---------- Excerpted records

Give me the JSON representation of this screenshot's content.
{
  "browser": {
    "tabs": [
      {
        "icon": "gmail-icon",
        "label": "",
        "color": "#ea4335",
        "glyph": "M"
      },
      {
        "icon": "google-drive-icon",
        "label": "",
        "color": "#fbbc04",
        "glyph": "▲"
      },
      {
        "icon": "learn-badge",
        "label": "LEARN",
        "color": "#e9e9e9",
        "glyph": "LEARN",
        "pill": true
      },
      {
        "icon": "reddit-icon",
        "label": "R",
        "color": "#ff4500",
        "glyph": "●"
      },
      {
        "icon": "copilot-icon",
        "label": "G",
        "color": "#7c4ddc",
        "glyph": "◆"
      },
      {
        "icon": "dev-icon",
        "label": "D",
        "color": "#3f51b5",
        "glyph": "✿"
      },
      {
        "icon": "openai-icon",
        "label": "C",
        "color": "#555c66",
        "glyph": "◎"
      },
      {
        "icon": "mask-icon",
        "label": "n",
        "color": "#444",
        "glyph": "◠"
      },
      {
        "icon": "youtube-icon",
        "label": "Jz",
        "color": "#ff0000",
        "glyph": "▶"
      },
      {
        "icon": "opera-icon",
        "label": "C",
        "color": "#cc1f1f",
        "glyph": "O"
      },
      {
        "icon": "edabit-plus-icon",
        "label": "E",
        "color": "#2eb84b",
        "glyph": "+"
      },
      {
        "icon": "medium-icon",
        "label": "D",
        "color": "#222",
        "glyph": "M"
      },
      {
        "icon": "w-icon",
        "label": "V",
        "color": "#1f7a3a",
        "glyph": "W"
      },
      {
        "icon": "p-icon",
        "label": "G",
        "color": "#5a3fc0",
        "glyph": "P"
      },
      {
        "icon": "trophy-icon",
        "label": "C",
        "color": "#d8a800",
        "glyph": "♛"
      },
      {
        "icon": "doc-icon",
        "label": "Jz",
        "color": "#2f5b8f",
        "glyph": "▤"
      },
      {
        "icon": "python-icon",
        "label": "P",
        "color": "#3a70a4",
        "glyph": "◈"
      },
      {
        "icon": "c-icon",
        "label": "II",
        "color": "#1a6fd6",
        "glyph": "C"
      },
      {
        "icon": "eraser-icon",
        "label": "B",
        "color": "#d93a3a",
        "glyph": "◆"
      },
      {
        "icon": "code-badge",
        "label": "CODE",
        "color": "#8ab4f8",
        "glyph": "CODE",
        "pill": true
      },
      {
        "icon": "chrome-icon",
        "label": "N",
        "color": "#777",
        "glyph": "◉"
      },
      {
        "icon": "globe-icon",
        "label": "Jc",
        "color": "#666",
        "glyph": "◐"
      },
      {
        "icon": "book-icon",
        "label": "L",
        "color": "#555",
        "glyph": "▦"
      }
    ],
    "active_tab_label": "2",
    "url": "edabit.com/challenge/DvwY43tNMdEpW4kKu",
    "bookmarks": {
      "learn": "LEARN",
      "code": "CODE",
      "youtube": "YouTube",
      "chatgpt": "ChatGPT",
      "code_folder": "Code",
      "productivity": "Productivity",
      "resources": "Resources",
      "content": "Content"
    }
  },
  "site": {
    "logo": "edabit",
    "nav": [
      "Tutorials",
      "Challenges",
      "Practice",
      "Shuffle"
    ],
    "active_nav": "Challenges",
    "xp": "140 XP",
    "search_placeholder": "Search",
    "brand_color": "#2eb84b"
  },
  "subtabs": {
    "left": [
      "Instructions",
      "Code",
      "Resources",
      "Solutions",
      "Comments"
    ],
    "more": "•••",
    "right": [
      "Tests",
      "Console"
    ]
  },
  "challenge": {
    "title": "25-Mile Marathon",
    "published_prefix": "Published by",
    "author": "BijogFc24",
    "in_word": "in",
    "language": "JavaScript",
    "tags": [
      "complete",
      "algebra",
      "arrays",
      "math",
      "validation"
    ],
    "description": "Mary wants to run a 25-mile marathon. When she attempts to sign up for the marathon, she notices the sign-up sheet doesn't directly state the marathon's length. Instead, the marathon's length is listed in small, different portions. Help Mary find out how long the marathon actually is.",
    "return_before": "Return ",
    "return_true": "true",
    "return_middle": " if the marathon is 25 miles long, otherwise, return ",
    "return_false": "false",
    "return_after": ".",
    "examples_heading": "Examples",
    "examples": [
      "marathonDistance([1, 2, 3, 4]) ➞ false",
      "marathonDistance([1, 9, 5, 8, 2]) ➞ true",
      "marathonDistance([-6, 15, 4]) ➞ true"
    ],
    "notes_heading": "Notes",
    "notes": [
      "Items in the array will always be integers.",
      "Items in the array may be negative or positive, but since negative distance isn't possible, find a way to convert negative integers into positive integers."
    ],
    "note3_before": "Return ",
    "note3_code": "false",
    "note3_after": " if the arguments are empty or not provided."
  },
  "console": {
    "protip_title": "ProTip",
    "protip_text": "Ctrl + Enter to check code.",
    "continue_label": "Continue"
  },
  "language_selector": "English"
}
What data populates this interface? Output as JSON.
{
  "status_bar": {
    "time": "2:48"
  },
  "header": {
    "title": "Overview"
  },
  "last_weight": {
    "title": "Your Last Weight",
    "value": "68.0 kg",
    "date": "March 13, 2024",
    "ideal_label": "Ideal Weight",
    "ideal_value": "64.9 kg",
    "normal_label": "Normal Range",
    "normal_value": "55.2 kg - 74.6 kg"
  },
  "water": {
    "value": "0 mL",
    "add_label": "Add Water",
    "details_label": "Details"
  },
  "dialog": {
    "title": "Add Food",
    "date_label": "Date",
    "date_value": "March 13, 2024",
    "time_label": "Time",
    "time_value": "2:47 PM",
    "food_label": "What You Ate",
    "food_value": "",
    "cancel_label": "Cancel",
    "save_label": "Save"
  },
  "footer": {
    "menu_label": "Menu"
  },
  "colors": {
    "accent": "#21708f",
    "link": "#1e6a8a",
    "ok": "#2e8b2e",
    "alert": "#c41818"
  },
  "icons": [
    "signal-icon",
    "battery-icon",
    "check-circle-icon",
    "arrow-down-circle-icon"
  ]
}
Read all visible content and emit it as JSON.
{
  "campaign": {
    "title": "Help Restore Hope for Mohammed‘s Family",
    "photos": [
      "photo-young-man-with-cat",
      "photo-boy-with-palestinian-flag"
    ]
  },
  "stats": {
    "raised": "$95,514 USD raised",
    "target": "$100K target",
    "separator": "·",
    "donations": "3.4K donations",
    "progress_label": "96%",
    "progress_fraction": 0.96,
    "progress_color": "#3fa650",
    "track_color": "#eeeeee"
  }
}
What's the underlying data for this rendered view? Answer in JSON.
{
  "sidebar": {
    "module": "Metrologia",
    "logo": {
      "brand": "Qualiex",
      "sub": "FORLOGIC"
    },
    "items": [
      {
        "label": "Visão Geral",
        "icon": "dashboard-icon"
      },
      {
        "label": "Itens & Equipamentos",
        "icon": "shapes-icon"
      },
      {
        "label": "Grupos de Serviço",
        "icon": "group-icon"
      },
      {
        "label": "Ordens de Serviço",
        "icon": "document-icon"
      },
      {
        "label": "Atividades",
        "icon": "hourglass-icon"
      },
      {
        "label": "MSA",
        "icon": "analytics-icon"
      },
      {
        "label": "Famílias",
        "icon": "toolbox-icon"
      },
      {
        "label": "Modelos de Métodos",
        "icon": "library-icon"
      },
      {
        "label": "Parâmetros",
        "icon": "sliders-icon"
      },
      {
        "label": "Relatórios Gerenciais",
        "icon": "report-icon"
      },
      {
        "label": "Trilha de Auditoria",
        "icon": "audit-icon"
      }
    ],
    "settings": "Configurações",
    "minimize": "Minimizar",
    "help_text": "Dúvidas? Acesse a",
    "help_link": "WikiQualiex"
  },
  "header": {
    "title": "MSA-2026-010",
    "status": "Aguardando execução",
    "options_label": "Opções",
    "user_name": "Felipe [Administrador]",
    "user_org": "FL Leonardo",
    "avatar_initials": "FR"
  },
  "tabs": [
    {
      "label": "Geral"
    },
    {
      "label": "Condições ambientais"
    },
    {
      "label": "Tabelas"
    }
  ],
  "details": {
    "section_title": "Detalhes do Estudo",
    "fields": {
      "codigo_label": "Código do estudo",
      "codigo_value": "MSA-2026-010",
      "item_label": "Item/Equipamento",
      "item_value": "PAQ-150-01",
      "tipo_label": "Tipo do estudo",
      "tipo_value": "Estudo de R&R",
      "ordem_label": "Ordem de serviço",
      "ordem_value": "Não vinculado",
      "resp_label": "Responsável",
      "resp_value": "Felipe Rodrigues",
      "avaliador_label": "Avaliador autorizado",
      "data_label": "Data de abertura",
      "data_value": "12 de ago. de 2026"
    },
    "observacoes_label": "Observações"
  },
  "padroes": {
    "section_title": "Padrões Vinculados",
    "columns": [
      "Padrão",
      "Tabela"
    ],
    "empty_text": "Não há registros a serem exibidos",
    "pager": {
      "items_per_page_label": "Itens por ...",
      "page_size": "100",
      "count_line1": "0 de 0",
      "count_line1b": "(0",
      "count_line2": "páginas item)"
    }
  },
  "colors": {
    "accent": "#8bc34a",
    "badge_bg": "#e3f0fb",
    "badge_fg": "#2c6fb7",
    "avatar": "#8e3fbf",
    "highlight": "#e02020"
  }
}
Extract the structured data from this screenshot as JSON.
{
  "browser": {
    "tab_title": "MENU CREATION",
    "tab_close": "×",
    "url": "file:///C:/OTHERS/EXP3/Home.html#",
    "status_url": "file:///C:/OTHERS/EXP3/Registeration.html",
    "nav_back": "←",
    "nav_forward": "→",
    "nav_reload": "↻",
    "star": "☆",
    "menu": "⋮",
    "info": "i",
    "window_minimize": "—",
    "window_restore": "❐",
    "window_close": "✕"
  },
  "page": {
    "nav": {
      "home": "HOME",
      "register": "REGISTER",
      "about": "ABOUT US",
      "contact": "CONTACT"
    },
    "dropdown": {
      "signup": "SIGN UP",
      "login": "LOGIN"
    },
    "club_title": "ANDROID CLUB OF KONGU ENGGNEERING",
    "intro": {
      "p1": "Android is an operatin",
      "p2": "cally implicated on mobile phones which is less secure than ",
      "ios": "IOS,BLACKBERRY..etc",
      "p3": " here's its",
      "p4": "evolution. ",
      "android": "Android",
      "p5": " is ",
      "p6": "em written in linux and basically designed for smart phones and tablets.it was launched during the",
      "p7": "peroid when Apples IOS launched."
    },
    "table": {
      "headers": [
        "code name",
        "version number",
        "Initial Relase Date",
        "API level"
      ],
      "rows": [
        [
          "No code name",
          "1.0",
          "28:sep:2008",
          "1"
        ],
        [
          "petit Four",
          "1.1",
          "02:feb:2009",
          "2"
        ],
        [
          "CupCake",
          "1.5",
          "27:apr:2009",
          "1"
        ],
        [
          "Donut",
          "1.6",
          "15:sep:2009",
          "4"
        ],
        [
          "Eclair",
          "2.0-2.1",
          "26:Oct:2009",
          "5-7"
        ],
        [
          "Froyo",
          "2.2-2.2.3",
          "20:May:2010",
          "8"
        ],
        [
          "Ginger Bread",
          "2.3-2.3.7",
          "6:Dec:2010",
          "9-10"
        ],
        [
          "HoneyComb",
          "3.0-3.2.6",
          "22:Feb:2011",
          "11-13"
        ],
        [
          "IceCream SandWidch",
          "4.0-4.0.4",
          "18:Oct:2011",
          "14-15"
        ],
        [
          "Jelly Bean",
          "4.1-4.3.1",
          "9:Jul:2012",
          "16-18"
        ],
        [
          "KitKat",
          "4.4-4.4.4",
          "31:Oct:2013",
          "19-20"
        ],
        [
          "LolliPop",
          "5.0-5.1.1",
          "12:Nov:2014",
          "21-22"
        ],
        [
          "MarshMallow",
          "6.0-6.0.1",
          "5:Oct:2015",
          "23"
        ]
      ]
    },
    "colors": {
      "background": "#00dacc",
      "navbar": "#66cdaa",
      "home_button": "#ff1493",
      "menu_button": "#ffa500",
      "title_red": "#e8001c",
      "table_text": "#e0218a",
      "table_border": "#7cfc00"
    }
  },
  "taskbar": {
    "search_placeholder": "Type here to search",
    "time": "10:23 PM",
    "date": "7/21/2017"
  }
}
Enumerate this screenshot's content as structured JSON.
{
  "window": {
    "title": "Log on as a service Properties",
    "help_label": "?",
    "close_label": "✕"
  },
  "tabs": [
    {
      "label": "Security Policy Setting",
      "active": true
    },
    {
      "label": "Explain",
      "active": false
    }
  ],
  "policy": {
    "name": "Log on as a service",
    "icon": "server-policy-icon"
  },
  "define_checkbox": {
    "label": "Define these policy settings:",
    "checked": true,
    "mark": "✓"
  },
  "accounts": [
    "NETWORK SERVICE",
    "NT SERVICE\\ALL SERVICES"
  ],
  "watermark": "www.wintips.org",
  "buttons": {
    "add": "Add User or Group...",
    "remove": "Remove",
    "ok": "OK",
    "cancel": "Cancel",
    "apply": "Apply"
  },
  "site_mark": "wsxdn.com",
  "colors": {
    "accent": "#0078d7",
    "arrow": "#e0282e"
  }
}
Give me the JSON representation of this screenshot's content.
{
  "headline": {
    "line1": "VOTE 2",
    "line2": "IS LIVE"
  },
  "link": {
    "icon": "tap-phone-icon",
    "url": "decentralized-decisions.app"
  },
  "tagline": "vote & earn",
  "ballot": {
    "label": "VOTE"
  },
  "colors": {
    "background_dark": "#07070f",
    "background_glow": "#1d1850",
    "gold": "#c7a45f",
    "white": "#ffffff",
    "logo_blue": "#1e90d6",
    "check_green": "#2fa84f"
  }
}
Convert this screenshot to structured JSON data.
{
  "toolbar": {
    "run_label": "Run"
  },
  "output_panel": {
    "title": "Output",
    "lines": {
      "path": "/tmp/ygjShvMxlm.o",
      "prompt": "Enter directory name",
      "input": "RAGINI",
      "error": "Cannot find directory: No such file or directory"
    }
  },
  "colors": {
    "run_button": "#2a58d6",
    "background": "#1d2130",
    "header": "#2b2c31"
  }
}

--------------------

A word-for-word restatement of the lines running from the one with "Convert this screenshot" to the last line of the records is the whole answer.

Convert this screenshot to structured JSON data.
{
  "toolbar": {
    "run_label": "Run"
  },
  "output_panel": {
    "title": "Output",
    "lines": {
      "path": "/tmp/ygjShvMxlm.o",
      "prompt": "Enter directory name",
      "input": "RAGINI",
      "error": "Cannot find directory: No such file or directory"
    }
  },
  "colors": {
    "run_button": "#2a58d6",
    "background": "#1d2130",
    "header": "#2b2c31"
  }
}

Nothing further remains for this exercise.